The Company has just launched Perch 2.0 which brings reviews, social posts and promotions for you and your competition, all in one place. A significant change in this new version is the new Home screen where activity of all watched businesses is shown in a live stream. Popular posts are highlighted, so it’s really easy to understand which activity is most popular with consumers.
Nielsen has announced plans to utilize the same audience panels for website measurement for measurement of Internet radio. As I have espoused for many years why would you use estimates when you can have actual audience data. That is one of the great features of Internet radio and helps advertisers have more confidence in audience data. Of course the other great attribute is an advertiser can actually know that an ad was heard unlike terrestrial radio where affidavits just reflect the fact that the ad was played but no data is available as to how many people heard the ad (other than to apply the estimated audience).

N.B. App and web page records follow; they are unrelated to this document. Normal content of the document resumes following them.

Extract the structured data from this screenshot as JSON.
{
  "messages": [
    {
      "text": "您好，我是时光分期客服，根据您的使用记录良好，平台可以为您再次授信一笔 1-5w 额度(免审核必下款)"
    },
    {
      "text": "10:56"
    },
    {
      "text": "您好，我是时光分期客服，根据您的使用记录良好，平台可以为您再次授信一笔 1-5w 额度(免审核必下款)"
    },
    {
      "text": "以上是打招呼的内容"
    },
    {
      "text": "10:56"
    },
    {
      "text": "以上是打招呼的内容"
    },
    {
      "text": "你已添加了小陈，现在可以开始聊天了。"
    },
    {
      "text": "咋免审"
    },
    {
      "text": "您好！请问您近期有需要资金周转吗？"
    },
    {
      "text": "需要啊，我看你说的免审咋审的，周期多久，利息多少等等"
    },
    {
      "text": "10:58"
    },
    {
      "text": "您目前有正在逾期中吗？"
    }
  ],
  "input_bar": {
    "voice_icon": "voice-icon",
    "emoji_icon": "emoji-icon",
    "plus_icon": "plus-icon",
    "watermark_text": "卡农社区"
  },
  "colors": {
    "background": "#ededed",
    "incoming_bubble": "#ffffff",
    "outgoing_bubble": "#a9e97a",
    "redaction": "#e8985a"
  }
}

Given Nielsen’s clout they may be able to pull this off but I don’t believe its a good thing for Internet radio.
Ever since the rise of Pandora’s audience there has been an effort to try to position the service as “not radio”. I understand the defensive posture that terrestrial radio would like to take but in my view anything that competes with you is probably quite similar in nature. Consumption of audio takes many forms but in the end there are only so many hours in a day. Listening to Pandora most likely means less time spent listening to terrestrial radio (or did all of the 69.5 million active Pandora users never listen to terrestrial radio?). We can argue about which form listeners prefer. Currently terrestrial radio has the lion share of listening. Pandora’s audience seems to have peaked.

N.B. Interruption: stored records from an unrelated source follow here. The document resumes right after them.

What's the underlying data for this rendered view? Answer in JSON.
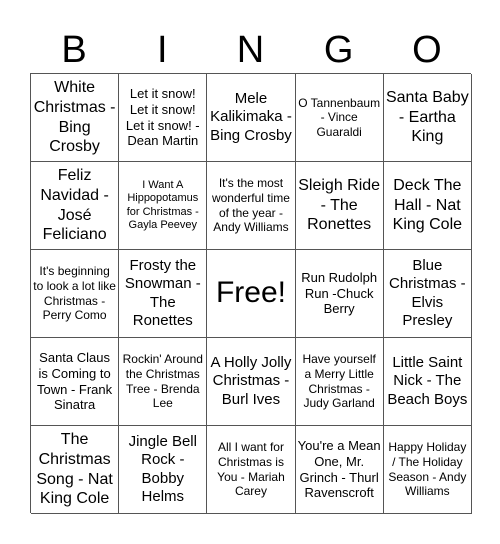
{
  "header": {
    "letters": [
      "B",
      "I",
      "N",
      "G",
      "O"
    ]
  },
  "cells": [
    {
      "text": "White Christmas - Bing Crosby",
      "size": "s16"
    },
    {
      "text": "Let it snow! Let it snow! Let it snow! - Dean Martin",
      "size": "s13"
    },
    {
      "text": "Mele Kalikimaka - Bing Crosby",
      "size": "s15"
    },
    {
      "text": "O Tannenbaum - Vince Guaraldi",
      "size": "s12"
    },
    {
      "text": "Santa Baby - Eartha King",
      "size": "s16"
    },
    {
      "text": "Feliz Navidad - José Feliciano",
      "size": "s16"
    },
    {
      "text": "I Want A Hippopotamus for Christmas -Gayla Peevey",
      "size": "s11"
    },
    {
      "text": "It's the most wonderful time of the year - Andy Williams",
      "size": "s12"
    },
    {
      "text": "Sleigh Ride - The Ronettes",
      "size": "s16"
    },
    {
      "text": "Deck The Hall - Nat King Cole",
      "size": "s16"
    },
    {
      "text": "It's beginning to look a lot like Christmas - Perry Como",
      "size": "s12"
    },
    {
      "text": "Frosty the Snowman - The Ronettes",
      "size": "s15"
    },
    {
      "text": "Free!",
      "size": "free"
    },
    {
      "text": "Run Rudolph Run -Chuck Berry",
      "size": "s13"
    },
    {
      "text": "Blue Christmas -Elvis Presley",
      "size": "s15"
    },
    {
      "text": "Santa Claus is Coming to Town - Frank Sinatra",
      "size": "s13"
    },
    {
      "text": "Rockin' Around the Christmas Tree - Brenda Lee",
      "size": "s12"
    },
    {
      "text": "A Holly Jolly Christmas - Burl Ives",
      "size": "s15"
    },
    {
      "text": "Have yourself a Merry Little Christmas - Judy Garland",
      "size": "s12"
    },
    {
      "text": "Little Saint Nick - The Beach Boys",
      "size": "s15"
    },
    {
      "text": "The Christmas Song - Nat King Cole",
      "size": "s16"
    },
    {
      "text": "Jingle Bell Rock - Bobby Helms",
      "size": "s15"
    },
    {
      "text": "All I want for Christmas is You - Mariah Carey",
      "size": "s12"
    },
    {
      "text": "You're a Mean One, Mr. Grinch - Thurl Ravenscroft",
      "size": "s13"
    },
    {
      "text": "Happy Holiday / The Holiday Season - Andy Williams",
      "size": "s12"
    }
  ]
}
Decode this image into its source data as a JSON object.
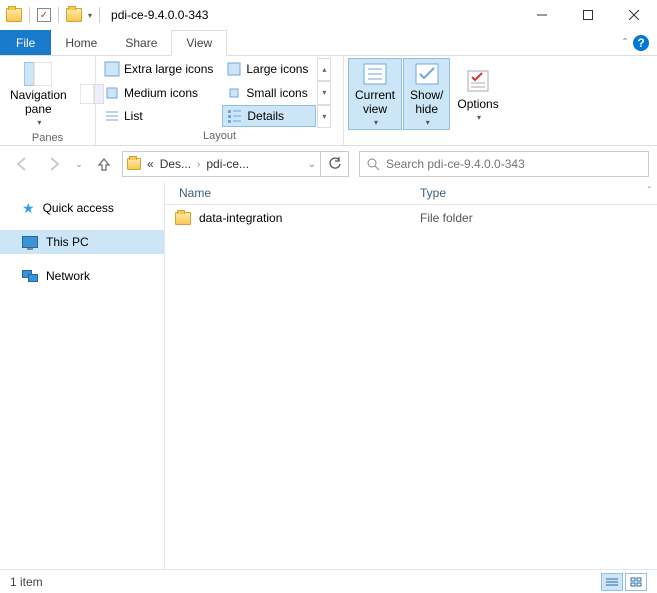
{
  "window": {
    "title": "pdi-ce-9.4.0.0-343"
  },
  "menu": {
    "file": "File",
    "home": "Home",
    "share": "Share",
    "view": "View"
  },
  "ribbon": {
    "nav_pane": "Navigation\npane",
    "panes_group": "Panes",
    "layout": {
      "xl": "Extra large icons",
      "lg": "Large icons",
      "md": "Medium icons",
      "sm": "Small icons",
      "list": "List",
      "details": "Details",
      "group": "Layout"
    },
    "current_view": "Current\nview",
    "show_hide": "Show/\nhide",
    "options": "Options"
  },
  "breadcrumb": {
    "trunc": "«",
    "p1": "Des...",
    "p2": "pdi-ce..."
  },
  "search": {
    "placeholder": "Search pdi-ce-9.4.0.0-343"
  },
  "sidebar": {
    "quick": "Quick access",
    "thispc": "This PC",
    "network": "Network"
  },
  "columns": {
    "name": "Name",
    "type": "Type"
  },
  "items": [
    {
      "name": "data-integration",
      "type": "File folder"
    }
  ],
  "status": {
    "count": "1 item"
  }
}
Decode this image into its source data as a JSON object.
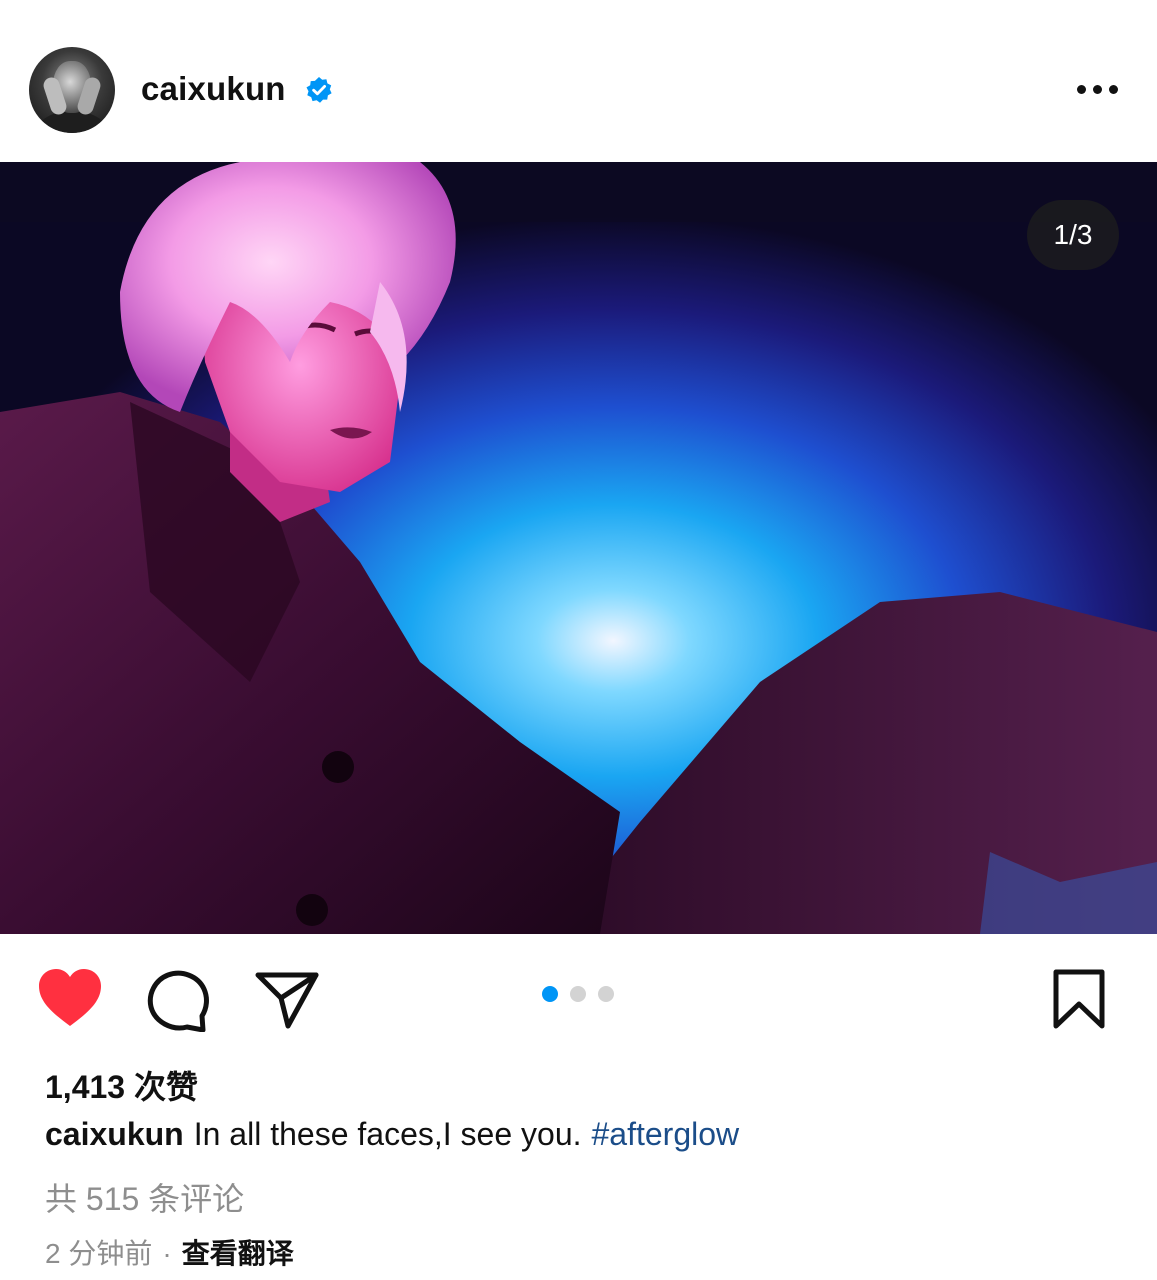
{
  "post": {
    "username": "caixukun",
    "verified": true,
    "more_icon": "more-horizontal-icon",
    "image_counter": "1/3",
    "carousel": {
      "current": 1,
      "total": 3
    },
    "liked": true,
    "likes_text": "1,413 次赞",
    "caption": {
      "username": "caixukun",
      "text": "In all these faces,I see you.",
      "hashtag": "#afterglow"
    },
    "comments_text": "共 515 条评论",
    "time_ago": "2 分钟前",
    "separator": "·",
    "translate_label": "查看翻译"
  },
  "icons": {
    "like": "heart-filled-icon",
    "comment": "comment-bubble-icon",
    "share": "paper-plane-icon",
    "save": "bookmark-icon",
    "verified": "verified-badge-icon"
  },
  "colors": {
    "like_red": "#ff3040",
    "verified_blue": "#0095f6",
    "hashtag_blue": "#1b4d89",
    "muted_gray": "#8e8e8e",
    "active_dot": "#0095f6",
    "inactive_dot": "#d3d3d3"
  }
}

Frankly I’m surprised that Pandora has not attempted more music curation and localization (they certainly have the user data given registration). Could I choose which version I want? Time will tell.

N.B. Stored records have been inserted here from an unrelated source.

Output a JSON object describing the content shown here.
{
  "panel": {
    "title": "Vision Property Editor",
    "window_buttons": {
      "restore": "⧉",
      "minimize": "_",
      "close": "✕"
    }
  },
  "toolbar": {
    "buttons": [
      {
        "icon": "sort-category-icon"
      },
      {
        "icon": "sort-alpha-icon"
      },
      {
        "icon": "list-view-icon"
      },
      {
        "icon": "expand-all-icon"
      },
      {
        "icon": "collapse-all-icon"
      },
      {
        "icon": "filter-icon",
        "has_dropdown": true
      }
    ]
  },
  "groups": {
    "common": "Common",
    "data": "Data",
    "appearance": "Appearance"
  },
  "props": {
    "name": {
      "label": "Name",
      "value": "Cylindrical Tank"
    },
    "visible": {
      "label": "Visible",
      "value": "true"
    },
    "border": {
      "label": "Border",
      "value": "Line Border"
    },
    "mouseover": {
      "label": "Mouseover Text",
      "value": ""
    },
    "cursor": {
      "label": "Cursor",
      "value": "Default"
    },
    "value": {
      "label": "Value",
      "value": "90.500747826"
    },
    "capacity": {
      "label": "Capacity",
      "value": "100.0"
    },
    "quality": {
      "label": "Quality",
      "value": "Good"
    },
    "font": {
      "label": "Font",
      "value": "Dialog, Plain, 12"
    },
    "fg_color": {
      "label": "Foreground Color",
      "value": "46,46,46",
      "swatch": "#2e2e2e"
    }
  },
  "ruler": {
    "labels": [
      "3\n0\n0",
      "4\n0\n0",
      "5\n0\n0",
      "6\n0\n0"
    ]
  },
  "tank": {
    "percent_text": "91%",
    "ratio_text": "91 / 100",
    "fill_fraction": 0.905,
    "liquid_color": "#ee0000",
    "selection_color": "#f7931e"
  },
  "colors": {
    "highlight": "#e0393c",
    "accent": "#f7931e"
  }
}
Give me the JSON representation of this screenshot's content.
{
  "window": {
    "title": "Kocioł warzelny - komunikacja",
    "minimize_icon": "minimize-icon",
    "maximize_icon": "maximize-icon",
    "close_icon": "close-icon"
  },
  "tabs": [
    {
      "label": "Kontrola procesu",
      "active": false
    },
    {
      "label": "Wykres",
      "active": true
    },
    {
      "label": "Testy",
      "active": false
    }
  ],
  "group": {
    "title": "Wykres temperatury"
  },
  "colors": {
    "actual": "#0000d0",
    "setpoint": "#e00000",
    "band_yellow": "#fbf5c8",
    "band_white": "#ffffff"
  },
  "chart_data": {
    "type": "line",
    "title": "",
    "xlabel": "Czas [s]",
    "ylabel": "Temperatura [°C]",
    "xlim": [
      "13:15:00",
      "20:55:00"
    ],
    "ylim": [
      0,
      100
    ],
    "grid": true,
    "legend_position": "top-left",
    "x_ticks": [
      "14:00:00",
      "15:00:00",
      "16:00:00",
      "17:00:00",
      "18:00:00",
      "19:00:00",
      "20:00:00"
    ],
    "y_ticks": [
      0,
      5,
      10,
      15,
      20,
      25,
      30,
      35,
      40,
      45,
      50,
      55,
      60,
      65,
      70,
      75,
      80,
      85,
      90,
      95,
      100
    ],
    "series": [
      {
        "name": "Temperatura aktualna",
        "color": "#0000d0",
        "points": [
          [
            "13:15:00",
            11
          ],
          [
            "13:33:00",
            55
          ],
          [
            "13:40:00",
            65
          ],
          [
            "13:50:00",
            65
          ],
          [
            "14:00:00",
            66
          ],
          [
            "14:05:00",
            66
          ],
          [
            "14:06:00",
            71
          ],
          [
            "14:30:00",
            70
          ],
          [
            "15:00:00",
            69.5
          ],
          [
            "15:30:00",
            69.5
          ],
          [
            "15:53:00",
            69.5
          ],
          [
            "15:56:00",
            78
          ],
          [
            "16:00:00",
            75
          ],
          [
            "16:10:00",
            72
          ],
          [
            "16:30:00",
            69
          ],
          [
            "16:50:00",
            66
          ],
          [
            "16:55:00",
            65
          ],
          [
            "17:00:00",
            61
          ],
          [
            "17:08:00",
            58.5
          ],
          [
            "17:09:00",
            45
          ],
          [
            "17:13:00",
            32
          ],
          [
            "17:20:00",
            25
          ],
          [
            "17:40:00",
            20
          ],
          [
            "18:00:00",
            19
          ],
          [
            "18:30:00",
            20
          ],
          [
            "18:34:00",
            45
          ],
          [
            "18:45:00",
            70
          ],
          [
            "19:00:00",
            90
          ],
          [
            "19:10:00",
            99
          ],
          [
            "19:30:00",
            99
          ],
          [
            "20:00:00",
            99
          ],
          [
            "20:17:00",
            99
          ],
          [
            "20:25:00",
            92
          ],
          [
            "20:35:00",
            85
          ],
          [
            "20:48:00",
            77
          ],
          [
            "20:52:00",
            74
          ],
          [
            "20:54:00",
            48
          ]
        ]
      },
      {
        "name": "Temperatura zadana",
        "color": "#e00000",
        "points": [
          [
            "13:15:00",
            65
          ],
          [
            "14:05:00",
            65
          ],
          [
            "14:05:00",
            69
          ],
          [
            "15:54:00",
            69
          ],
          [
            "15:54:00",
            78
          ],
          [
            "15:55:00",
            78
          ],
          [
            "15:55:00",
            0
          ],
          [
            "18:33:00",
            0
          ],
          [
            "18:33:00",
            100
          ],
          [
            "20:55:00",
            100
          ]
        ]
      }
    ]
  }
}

Google has finally arrived at the Internet Radio table although I must say the name of its service, “Google Play Music All Access” leaves something to be desired. Apple will most likely follow by the end of the year. There are still a lot of unknown details especially if any free ad-supported models will be forthcoming. One thing is for sure, there are only so many hours in a day to listen so most likely everyone’s share will decrease. This includes terrestrial radio. Terrestrial radio appears too busy trying to bail out the waning AM radio service and make non interactive HD radio work to attack IP audio. CBS was an early leader but their bets did not pay off. Clear Channel has now grown an impressive Internet radio service with over 30 Million registered users. However, we have gotten to the point where Clear Channel’s future interests may not fully align with the rest of the radio industry.
We just returned from the NAB last week and while there we attended the NAB’s day long session, Digital Strategies for Broadcasters. The panels were well prepared but sadly there were only 60 people in the room (92,414 attendees at NAB). One of the better panels covered the connected car. Panelists were from the Consumer Electronics Association, Connected Vehicle Trade Association and a consultant formerly with Lexus/Toyota/Scion. One slide I wanted to highlight came from Michael Bergman from CEA. This slide illustrates what is projected to occur through 2016 in the car. Note Internet radio growth with over 80% in-car penetration by 2016. Penetration is more than twice that of HD Radio. As I have posted previously HD radio lacks full two-way interactivity, a few extra channels with no compelling advantage in content and/or audio quality cannot compete with Internet radio. The Digital Strategies session opened with a chart showing current internet listening vs. terrestrial radio. Obviously an emphasis on today rather than the future…